Drexel University researchers have made a discovery that could create roads that deice themselves during winter storms. Their secret? -- Adding a little paraffin wax to the road's concrete mix.
In a paper recently published in journal Cement and Concrete Composites researchers, led by Yaghoob Farnam, PhD, an assistant professor in Drexel's College of Engineering, explain how substances like paraffin oil -- known as "phase change materials" in chemistry -- can be used in concrete to store energy and release it as heat when a road needs a melt-off.
Keeping roads open to travel is a persistent challenge during winter months, but efforts to make them safely passable -- including the constant use of snow plows, deicing chemicals and road salt -- tend to deteriorate the surface. The chemicals and road salts currently used to melt snow and ice can also have a deleterious environmental impact when surface runoff carries them into nearby ecosystems -- which is pretty likely considering the state of Pennsylvania alone dumps more than 900,000 tons of it on roads each winter. So researchers have been searching for a better winter option than salting and plowing for some time.

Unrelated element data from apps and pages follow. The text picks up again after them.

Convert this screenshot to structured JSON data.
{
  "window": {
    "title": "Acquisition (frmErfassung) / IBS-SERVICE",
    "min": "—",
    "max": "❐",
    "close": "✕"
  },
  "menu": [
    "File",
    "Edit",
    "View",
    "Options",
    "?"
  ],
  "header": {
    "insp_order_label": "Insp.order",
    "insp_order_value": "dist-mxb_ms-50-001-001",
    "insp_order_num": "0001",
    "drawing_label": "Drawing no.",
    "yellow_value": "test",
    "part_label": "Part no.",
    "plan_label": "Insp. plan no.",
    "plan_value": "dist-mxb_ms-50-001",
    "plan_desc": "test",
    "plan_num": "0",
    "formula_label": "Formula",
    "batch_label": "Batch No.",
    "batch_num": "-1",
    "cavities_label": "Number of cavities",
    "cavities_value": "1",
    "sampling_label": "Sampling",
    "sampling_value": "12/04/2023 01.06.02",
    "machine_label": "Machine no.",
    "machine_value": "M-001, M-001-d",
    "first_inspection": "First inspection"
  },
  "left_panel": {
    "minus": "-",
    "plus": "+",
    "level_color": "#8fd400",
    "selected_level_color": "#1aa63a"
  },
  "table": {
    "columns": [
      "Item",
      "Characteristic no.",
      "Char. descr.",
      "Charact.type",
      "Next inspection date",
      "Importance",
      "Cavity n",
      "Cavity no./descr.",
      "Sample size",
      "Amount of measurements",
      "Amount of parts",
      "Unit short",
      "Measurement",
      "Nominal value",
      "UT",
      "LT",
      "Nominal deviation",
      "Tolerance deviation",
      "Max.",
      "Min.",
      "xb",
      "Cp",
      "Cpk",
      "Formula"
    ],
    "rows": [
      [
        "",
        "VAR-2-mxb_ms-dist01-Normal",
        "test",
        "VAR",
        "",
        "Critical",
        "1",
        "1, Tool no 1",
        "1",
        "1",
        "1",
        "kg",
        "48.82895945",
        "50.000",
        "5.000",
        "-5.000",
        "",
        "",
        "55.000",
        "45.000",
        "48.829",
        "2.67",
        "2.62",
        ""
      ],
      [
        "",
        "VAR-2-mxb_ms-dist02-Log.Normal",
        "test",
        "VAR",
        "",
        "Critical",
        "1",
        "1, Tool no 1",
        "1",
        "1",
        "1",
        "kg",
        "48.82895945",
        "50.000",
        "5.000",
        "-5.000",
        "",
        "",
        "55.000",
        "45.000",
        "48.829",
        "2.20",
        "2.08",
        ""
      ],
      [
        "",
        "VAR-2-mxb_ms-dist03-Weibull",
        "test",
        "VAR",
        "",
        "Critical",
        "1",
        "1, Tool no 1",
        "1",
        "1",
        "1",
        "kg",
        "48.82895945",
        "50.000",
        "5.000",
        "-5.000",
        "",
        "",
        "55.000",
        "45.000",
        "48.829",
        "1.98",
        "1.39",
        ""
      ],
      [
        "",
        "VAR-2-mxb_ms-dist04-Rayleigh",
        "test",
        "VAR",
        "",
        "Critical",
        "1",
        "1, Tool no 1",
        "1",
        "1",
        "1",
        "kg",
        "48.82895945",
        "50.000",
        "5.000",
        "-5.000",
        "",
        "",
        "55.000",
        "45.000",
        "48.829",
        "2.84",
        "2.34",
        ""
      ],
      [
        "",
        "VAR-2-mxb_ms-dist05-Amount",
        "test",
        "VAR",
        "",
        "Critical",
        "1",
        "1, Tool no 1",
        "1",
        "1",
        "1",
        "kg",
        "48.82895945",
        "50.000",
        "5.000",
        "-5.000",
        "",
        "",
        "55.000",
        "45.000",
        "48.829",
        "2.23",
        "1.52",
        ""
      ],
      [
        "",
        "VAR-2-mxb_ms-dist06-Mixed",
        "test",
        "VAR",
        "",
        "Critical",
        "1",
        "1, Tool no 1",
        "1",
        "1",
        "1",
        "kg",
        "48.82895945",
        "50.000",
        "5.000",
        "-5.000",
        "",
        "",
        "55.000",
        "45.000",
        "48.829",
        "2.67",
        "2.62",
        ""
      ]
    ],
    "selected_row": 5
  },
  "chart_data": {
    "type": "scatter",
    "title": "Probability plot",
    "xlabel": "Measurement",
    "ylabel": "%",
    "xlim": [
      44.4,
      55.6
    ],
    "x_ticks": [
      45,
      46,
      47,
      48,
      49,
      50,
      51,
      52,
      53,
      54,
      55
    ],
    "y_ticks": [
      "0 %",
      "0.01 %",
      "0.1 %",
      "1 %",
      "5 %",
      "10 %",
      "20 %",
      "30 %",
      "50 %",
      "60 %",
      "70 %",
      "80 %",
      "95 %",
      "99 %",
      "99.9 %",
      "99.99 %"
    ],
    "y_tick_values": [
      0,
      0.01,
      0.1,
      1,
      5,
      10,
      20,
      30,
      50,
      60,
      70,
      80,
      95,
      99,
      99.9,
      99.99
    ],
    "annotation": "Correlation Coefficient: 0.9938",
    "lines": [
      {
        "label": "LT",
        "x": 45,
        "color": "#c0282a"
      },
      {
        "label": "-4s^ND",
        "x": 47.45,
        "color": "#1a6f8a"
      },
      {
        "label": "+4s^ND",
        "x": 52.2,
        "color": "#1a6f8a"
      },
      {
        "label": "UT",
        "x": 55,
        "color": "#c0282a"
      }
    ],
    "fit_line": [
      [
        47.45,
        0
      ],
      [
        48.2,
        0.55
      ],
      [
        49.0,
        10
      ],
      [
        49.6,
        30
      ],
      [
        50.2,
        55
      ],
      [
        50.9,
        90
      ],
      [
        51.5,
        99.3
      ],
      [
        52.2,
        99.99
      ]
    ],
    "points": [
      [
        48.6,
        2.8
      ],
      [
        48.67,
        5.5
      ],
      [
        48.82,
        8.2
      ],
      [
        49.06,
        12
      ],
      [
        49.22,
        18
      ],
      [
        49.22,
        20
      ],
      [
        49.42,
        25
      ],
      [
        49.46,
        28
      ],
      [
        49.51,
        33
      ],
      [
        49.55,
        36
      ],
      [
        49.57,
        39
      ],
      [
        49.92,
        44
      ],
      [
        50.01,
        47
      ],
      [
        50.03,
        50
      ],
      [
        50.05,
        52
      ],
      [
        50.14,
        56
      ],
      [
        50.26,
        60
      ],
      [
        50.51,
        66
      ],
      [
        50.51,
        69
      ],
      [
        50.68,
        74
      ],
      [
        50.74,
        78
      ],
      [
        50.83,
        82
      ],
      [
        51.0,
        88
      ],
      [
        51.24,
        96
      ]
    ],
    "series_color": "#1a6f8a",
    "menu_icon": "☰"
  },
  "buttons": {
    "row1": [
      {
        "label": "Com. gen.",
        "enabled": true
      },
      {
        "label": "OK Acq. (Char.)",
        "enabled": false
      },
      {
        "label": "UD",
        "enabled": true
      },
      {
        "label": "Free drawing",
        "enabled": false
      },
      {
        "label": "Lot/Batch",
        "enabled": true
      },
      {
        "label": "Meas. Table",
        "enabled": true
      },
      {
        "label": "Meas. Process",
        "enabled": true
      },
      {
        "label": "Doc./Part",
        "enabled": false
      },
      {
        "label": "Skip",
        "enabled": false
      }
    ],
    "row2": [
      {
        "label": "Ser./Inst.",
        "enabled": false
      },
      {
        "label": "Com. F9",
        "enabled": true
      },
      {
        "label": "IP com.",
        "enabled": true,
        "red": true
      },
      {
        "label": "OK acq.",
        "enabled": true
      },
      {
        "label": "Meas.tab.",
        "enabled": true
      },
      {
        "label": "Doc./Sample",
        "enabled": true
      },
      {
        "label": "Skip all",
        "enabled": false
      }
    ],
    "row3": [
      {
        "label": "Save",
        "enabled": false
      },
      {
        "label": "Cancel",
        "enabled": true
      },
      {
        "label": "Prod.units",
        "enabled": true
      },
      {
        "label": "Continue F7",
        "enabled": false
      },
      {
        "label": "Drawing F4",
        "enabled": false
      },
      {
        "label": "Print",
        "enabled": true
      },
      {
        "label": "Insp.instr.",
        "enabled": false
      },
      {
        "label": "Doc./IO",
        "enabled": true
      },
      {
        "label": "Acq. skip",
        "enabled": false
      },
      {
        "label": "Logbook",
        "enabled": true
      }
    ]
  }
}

Farnam's group in collaboration with researchers from Purdue University and Oregon State University, is among the first to demonstrate that using phase change materials as an environmentally friendly alternative can be just as effective as the standard salting and scraping methods.
"Phase change materials can be incorporated into concrete using porous lightweight aggregate or embedded pipes and when PCM transforms from liquid to solid during cooling events, it can release thermal heat that can be used to melt ice and snow," Farnam said. "By inhibiting the formation of ice and snow on the pavement or bridge surface, the use of PCM may reduce or eliminate the need for deicing chemicals/salts, snowplowing or both -- thus saving money and positively influencing the environmental impact of such operations."
Paraffin oil, a common ingredient in candles, wax polishes, cosmetics and water-proofing compounds, was their material of choice for this endeavor because it is organic, widely available, chemically stable and relatively inexpensive. Like all phase change materials, it releases thermal energy when it changes its physical state, which means as temperatures drop and the oil begins to solidify it releases energy through latent heat of fusion. This means paraffin oil can be tailored to embed deicing capabilities in a road surface so that it becomes thermally active during snow events or when deicing is needed.
To test its snow and ice-melting ability, the team created a set of concrete slabs -- one with paraffin-filled pipes inside, one containing porous lightweight aggregate that had been infused with paraffin, and a third reference slab without paraffin. Each was sealed in an insulated container and then covered with about five inches of lab-made "snow."
With temperatures inside the boxes held between 35-44 degrees Fahrenheit, both of the paraffin-treated slabs were able to completely melt the snow within the first 25 hours of testing, while the snow on the reference sample remained frozen. The slab with the paraffin-filled tubes melted the snow slightly faster than the one composed of paraffin-treated aggregate. Farnam suggests that this is because the paraffin inside the tubes is able to solidify more quickly -- thus releasing its energy -- because of the regular diameter of the pipes. While the diameter of the pores of the aggregate vary in size.
But in the group's second experiment, in which the ambient air temperature in the box was lowered to freezing before the snow was added, the paraffin-treated aggregate was more effective than the embedded pipes. This is because the capillary pore pressure delayed the freezing of the paraffin, thus allowing it to release its heat energy over a longer period of time.
"The gradual heat release due to the different pore sizes in porous light-weight aggregate is more beneficial in melting snow when concrete is exposed to variety of temperature changes when snow melting or deicing is needed," Farnam said. "We believe that using porous lightweight aggregate can be potential way of incorporating phase change materials in concrete as it is easy to be implemented in practice and can cover environmental conditions of various locations in the US dealing with snow, especially melting snow or deicing in roads and bridges in the Northeast."
One of the first uses of this infrastructure technology could be at airports, where keeping runways clear of snow and ice is vital and a perpetual challenge in the winter. The Federal Aviation Administration supported this research as part of its Heated Airport Pavements Project in its Partnership to Enhance General Aviation Safety, Accessibility and Sustainability program.
"Additional research is needed to further understand other factors influencing concrete constructability, including concrete fresh and hardened performance when the concrete contains phase change materials, and the phase change material's thermal performance in different locations in the U.S.," Farnam said. "Eventually this could be used to reduce the amount of deicing chemicals we use or can be used as a new deicing method to improve the safety of roads and bridges. But before it can be incorporated, we will need to better understand how it affects durability of concrete pavement, skid resistance and long-term stability."